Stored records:
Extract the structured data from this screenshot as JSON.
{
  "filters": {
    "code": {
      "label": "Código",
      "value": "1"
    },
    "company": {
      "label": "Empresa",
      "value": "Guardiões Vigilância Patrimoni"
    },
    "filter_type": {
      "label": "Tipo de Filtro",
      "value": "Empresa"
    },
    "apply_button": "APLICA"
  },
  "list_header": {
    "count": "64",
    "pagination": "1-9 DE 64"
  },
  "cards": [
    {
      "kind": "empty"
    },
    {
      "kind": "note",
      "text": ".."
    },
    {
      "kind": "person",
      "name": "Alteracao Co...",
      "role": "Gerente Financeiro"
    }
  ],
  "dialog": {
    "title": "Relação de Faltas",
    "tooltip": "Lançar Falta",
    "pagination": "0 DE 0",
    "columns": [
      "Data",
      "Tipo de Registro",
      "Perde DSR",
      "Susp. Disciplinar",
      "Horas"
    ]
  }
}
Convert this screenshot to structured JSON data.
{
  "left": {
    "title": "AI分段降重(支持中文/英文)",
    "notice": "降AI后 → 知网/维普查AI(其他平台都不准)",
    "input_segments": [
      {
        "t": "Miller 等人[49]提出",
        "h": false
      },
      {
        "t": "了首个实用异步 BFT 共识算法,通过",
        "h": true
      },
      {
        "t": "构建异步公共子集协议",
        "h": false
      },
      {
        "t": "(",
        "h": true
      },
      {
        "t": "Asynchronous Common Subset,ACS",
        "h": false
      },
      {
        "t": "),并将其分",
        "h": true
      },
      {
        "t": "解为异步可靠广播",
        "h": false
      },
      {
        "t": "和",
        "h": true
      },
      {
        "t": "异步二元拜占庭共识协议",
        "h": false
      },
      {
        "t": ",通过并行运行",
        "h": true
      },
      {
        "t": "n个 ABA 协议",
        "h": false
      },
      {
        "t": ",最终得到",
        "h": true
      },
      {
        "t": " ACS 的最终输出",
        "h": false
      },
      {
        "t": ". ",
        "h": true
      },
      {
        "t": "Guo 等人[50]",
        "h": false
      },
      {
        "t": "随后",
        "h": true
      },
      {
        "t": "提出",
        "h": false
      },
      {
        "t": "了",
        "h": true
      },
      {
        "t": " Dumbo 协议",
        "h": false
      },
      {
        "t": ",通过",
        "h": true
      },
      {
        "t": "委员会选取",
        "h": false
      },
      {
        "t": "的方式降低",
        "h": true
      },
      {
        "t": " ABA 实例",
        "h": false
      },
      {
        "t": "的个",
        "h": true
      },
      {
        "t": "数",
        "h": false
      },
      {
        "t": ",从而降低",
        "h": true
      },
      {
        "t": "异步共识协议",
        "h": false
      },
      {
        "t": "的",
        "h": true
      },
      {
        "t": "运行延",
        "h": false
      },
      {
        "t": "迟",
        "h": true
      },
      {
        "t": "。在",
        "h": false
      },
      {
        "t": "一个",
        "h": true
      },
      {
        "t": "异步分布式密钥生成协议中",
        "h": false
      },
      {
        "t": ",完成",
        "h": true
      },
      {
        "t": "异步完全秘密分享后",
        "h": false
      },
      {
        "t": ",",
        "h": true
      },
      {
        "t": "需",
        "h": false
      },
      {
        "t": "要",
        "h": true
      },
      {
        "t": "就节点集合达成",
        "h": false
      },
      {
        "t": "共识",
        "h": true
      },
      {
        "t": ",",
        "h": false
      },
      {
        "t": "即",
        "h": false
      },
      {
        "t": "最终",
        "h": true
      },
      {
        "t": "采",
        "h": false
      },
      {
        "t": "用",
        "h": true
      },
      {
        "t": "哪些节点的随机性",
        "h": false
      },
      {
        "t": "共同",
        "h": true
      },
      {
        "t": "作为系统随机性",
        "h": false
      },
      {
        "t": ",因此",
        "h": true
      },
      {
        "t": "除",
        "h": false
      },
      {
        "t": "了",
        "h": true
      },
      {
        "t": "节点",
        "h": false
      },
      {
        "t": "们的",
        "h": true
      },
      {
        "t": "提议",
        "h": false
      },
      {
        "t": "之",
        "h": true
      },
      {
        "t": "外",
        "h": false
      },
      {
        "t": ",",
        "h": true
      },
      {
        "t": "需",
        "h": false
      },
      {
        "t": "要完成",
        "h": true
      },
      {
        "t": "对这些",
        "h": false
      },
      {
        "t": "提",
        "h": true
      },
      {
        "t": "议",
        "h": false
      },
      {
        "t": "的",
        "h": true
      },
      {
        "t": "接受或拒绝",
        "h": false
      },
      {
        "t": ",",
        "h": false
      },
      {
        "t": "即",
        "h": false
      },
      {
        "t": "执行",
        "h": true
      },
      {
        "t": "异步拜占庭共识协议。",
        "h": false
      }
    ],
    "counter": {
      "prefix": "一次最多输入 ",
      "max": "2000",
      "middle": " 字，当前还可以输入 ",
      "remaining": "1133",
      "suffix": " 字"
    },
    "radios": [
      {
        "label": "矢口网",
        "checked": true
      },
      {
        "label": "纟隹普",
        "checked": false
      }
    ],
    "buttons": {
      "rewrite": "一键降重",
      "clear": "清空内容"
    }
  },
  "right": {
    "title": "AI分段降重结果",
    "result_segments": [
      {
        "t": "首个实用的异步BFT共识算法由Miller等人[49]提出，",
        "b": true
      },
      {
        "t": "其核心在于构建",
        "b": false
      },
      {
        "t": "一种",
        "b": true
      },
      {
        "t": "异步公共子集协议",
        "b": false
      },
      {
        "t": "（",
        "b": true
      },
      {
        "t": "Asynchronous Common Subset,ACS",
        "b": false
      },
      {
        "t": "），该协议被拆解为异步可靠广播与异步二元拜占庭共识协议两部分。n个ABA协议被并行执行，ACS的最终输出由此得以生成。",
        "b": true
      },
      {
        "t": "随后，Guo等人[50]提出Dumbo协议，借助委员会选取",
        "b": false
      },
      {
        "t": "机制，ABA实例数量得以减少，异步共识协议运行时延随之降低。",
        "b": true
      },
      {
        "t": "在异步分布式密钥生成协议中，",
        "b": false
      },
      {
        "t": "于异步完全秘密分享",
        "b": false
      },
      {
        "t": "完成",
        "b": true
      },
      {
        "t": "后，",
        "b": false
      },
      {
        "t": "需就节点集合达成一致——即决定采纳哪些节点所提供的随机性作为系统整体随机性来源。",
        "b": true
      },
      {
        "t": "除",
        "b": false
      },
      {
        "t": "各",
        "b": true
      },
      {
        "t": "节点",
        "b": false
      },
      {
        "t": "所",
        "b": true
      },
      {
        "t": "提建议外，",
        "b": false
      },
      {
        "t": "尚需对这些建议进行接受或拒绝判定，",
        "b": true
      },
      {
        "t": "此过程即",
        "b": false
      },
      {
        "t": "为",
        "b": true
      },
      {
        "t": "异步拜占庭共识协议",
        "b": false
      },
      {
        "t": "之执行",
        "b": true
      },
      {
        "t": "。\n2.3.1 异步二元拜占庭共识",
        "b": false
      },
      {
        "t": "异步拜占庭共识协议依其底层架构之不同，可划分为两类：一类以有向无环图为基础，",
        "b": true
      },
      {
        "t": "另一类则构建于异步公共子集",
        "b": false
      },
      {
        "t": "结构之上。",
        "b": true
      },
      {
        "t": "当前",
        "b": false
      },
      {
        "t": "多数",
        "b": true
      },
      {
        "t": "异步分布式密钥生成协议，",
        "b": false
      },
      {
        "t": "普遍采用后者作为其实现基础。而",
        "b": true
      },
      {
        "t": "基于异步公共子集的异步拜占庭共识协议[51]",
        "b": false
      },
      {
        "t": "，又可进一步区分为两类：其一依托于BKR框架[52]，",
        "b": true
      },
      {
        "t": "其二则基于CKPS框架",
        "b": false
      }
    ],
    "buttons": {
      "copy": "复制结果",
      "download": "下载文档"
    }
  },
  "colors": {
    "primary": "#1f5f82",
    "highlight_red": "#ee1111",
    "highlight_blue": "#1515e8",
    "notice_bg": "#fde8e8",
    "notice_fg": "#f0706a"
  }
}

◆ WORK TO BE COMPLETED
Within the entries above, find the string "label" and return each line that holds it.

◆ WORKED SOLUTION
      "label": "Código",
      "label": "Empresa",
      "label": "Tipo de Filtro",
        "label": "矢口网",
        "label": "纟隹普",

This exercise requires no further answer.